* Jerry Goldsmith's The Omen Theme: Intro
* Children of the Grave
* Neon Knights
* Children of the Sea
* War Pigs
* The Wizard (Martin harmoinca intro and performance)
* Get a Grip
* Sabbath Bloody Sabbath
* Mob Rules
* Heaven & Hell (no long Iommi solo, more like album version)
* Can't Get Close Enough
* Black Sabbath (with Iommi "Live Evil" guitar intro)
* Headless Cross
* Iron Man
* Paranoid/Heaven & Hell ending - encore


All in all, I thought every song kicked ass and the singing was surprisingly much better than "Cross Purposes Live". But the show, in my opinion, was too short. Being a drummer myself, I was looking forward to hearing a drum solo by Cozy. There also weren't enough newer songs played, especially the ones from "FORBIDDEN." At the end of "Get a Grip" and "Can't Get Close Enough," Tony Martin would say, "Thanks for listening." I thought that was very unprofessional, but I could understand why he did it. The people did not seem to be into the newer Martin Era songs. This sucks for me because I would have love to see "The Shining" live. During "Get a Grip", Cozy did a "double bass drum shuffle" in the middle of the song. Martin repeatedly said, "Get a Grip, yeah!" and pointed the microphone into the audience to repeat but no one would. I also noticed Martin was fixated on the fans nearest to the stage and played too much time and attention with them. I repeatedly tried to yell and scream to catch Martin's attention, but he "never" looked at the upper rows. The crowd was also "Lame." I would try, like Ozzy, to get the crowd involved by waving my hands toward the crowd behind me. Only a few banged their heads with me.
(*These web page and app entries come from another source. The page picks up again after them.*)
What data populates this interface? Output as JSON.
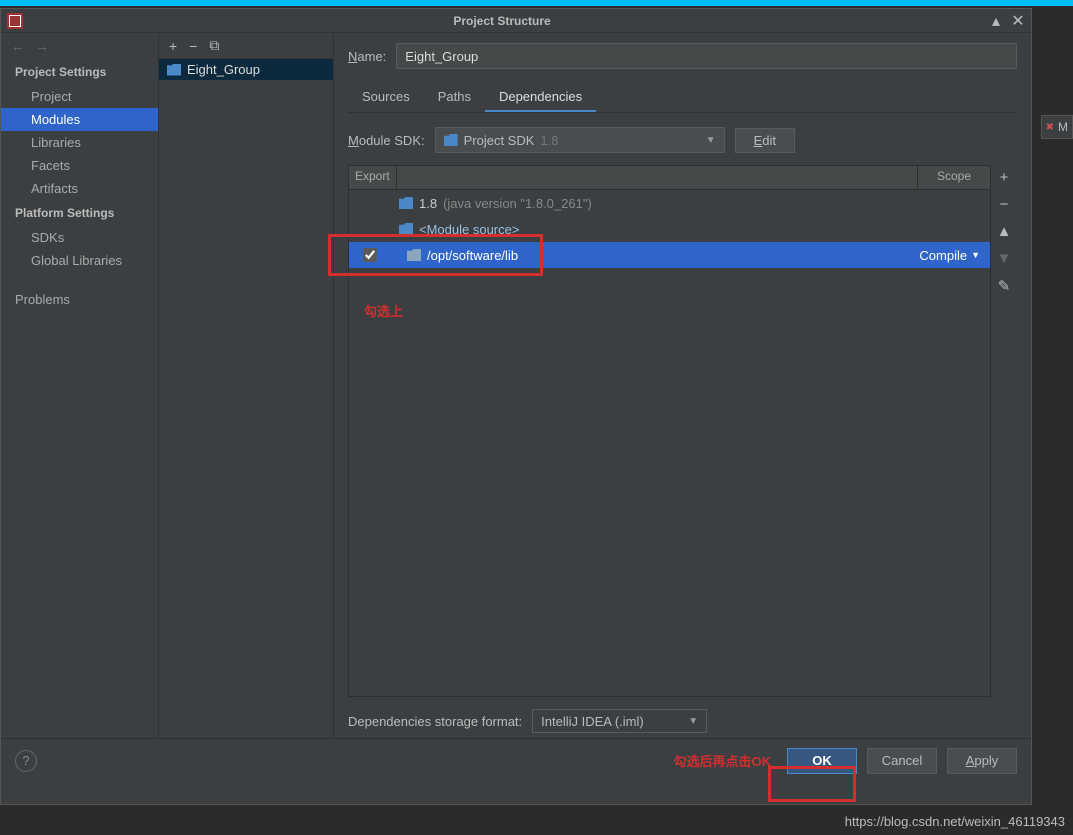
{
  "titlebar": {
    "title": "Project Structure"
  },
  "sidebar": {
    "section1": "Project Settings",
    "items1": [
      "Project",
      "Modules",
      "Libraries",
      "Facets",
      "Artifacts"
    ],
    "section2": "Platform Settings",
    "items2": [
      "SDKs",
      "Global Libraries"
    ],
    "problems": "Problems"
  },
  "middle": {
    "module": "Eight_Group"
  },
  "detail": {
    "name_label": "Name:",
    "name_value": "Eight_Group",
    "tabs": [
      "Sources",
      "Paths",
      "Dependencies"
    ],
    "sdk_label": "Module SDK:",
    "sdk_value_a": "Project SDK",
    "sdk_value_b": "1.8",
    "edit_label": "Edit",
    "head_export": "Export",
    "head_scope": "Scope",
    "rows": [
      {
        "text": "1.8",
        "dim": "(java version \"1.8.0_261\")"
      },
      {
        "text": "<Module source>"
      },
      {
        "text": "/opt/software/lib",
        "scope": "Compile"
      }
    ],
    "annot1": "勾选上",
    "storage_label": "Dependencies storage format:",
    "storage_value": "IntelliJ IDEA (.iml)"
  },
  "footer": {
    "annot2": "勾选后再点击OK",
    "ok": "OK",
    "cancel": "Cancel",
    "apply": "Apply"
  },
  "rightbadge": "M",
  "blogurl": "https://blog.csdn.net/weixin_46119343"
}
Outside of the "superficial disappointments," the concert kicked ass! I definitely got my money's worth. The drumming and guitaring was excellent, singing was surprisingly good. My first cousin even admitted Martin was much better than he expected. But he is "no Ozzy or Dio." He also admitted that he had a "good time." The weakest part of the performance, which I'm sure most people did not notice, was Neil Murray on the bass. The bass sounded very thin and weak, especially during "Heaven and Hell" and "Headless Cross". Since Neil's timing was good on the tunes, it did not ruin or damage any of the songs. I was extremely impressed with Cozy Powell. He is actually my favorite Sabbath drummer and would have loved to see the original Sab, Tony, Geezer, Ozzy with Cozy play as a group. This was rumored to have actually happened if Ozzy would have rejoined Sabbath since Bill Ward agreed to only do the "European Part" of the "Reunion Tour." The drum sound was "deep" and "punchy." I especially loved his drumming on "The Wizard" and "Heaven and Hell." My first cousin was especially impressed with "Sabbath Bloody Sabbath." After the concert, he though the lineup played its best on "Sabbath Bloody Sabbath." In other words, it was his favorite song of the concert.

Here is how I would grade the performance of each band member:
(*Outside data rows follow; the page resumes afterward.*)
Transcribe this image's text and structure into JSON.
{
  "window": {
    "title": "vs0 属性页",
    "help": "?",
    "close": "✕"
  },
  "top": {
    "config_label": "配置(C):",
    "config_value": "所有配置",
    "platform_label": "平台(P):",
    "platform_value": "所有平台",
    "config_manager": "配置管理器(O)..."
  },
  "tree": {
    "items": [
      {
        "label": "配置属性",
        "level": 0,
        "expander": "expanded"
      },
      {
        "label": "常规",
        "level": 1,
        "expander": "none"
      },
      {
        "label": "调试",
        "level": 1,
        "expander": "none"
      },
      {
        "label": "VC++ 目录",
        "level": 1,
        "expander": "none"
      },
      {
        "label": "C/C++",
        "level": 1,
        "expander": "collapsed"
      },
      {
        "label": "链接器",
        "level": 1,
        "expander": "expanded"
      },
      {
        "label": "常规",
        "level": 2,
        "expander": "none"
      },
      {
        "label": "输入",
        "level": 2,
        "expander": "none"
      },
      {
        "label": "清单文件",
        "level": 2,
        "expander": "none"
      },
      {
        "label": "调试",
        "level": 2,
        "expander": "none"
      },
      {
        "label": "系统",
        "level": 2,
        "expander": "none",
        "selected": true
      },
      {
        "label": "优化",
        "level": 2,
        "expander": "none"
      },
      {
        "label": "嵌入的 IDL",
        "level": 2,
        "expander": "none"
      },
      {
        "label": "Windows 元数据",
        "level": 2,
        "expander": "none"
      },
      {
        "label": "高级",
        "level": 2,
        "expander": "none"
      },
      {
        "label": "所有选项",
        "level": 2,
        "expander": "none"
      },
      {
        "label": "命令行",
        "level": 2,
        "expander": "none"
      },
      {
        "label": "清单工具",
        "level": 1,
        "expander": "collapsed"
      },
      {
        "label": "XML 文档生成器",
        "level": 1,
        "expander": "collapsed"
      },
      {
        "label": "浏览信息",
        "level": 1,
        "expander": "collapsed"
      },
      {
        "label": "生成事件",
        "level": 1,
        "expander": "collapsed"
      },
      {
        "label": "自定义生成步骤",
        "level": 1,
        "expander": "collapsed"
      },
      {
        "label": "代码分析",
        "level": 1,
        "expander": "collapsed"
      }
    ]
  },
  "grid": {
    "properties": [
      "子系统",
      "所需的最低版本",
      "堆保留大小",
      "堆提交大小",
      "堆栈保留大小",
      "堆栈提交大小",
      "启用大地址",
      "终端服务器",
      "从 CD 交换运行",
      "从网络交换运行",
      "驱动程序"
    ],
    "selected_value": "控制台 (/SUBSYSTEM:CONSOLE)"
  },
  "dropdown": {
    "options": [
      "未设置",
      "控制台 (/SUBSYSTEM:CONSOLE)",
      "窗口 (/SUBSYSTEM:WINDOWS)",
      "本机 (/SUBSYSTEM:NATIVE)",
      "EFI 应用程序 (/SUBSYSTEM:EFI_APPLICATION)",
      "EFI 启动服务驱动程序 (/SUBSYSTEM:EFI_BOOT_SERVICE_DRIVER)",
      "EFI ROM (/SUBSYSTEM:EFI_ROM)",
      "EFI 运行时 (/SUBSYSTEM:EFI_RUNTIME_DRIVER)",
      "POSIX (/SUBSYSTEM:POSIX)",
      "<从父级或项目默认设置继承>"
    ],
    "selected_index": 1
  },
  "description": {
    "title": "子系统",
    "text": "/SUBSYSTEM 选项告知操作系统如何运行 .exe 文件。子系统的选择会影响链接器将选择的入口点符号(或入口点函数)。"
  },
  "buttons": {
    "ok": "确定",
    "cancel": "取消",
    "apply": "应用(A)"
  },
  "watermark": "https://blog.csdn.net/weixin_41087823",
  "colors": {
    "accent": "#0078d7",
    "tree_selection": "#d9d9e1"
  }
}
* Cozy Powell - Drums A+
* Tony Iommi - Guitars A+
* Tony Martin - Vocals B+ (Excellent effort but is not the caliber or level of Ozzy or Dio)
* Neil Murray - Bass C (Adequate performance, not the caliber or level of Geezer Butler on the Ozzy/Dio Sabbath songs)

The grade of the concert averages out to an A-. As a die-hard SAbbath fan, I am looking forward to going to any new Sabbath concert that comes to town. I greatly regret not going to the "Seventh Star," "Headless Cross" and "Cross Purposes" Tour. The "Tyr" Tour never came to the States. Regardless who's in the band, I love 'em! If you have questions about this concert or the band, please e-mail me at
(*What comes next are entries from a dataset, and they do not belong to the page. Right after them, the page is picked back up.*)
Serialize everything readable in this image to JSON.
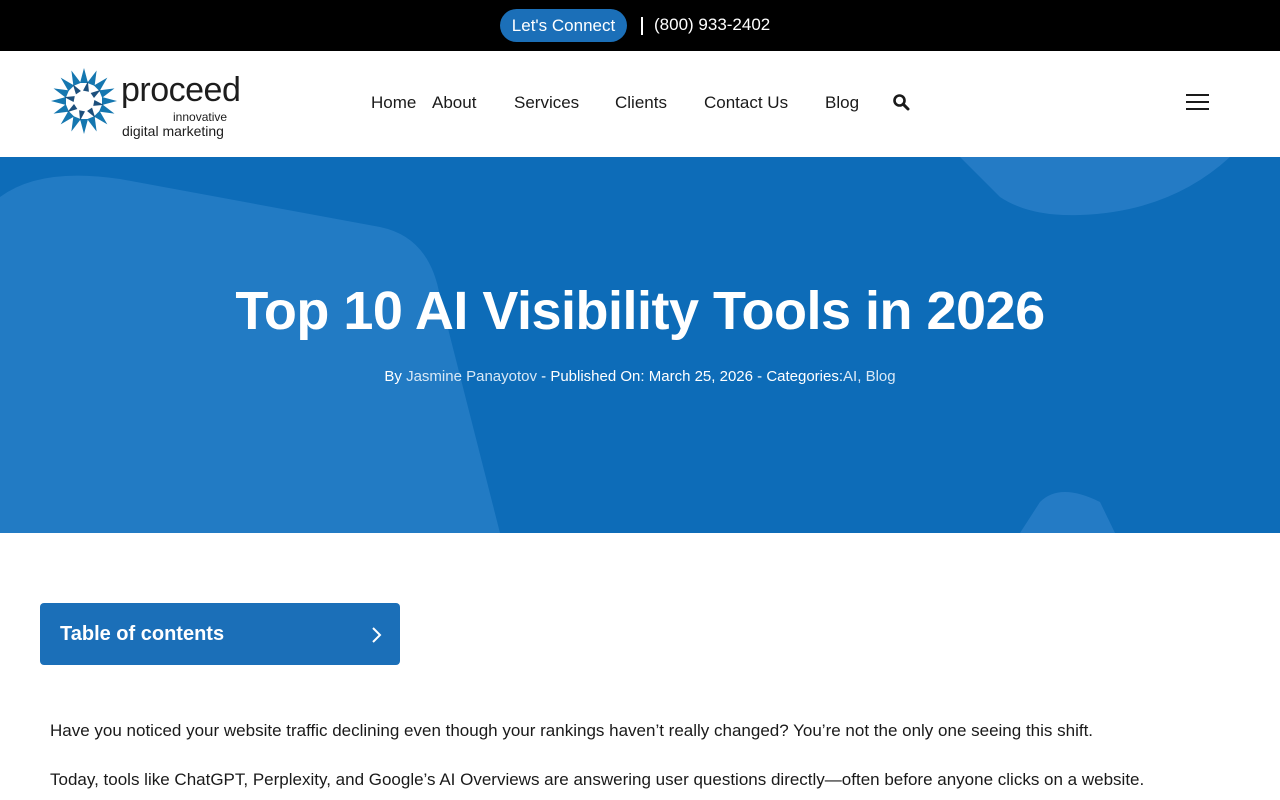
{
  "topbar": {
    "cta_label": "Let's Connect",
    "phone": "(800) 933-2402"
  },
  "header": {
    "logo": {
      "word": "proceed",
      "sub": "innovative",
      "tagline": "digital marketing"
    },
    "nav": [
      {
        "label": "Home"
      },
      {
        "label": "About"
      },
      {
        "label": "Services"
      },
      {
        "label": "Clients"
      },
      {
        "label": "Contact Us"
      },
      {
        "label": "Blog"
      }
    ],
    "search_icon": "search-icon",
    "menu_icon": "hamburger-menu-icon"
  },
  "hero": {
    "title": "Top 10 AI Visibility Tools in 2026",
    "meta": {
      "by_prefix": "By",
      "author": "Jasmine Panayotov",
      "sep1": "-",
      "published_prefix": "Published On:",
      "published_date": "March 25, 2026",
      "sep2": "-",
      "categories_prefix": "Categories:",
      "category_1": "AI",
      "category_sep": ",",
      "category_2": "Blog"
    }
  },
  "toc": {
    "label": "Table of contents",
    "icon": "chevron-right-icon"
  },
  "article": {
    "paragraphs": [
      "Have you noticed your website traffic declining even though your rankings haven’t really changed? You’re not the only one seeing this shift.",
      "Today, tools like ChatGPT, Perplexity, and Google’s AI Overviews are answering user questions directly—often before anyone clicks on a website."
    ]
  },
  "colors": {
    "topbar_bg": "#000000",
    "accent": "#1b6fb8",
    "hero_bg": "#0d6cb8",
    "text": "#1a1a1a"
  }
}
Posted by: Joe Siegler Author Profile Page at July 13, 2010 12:11 PM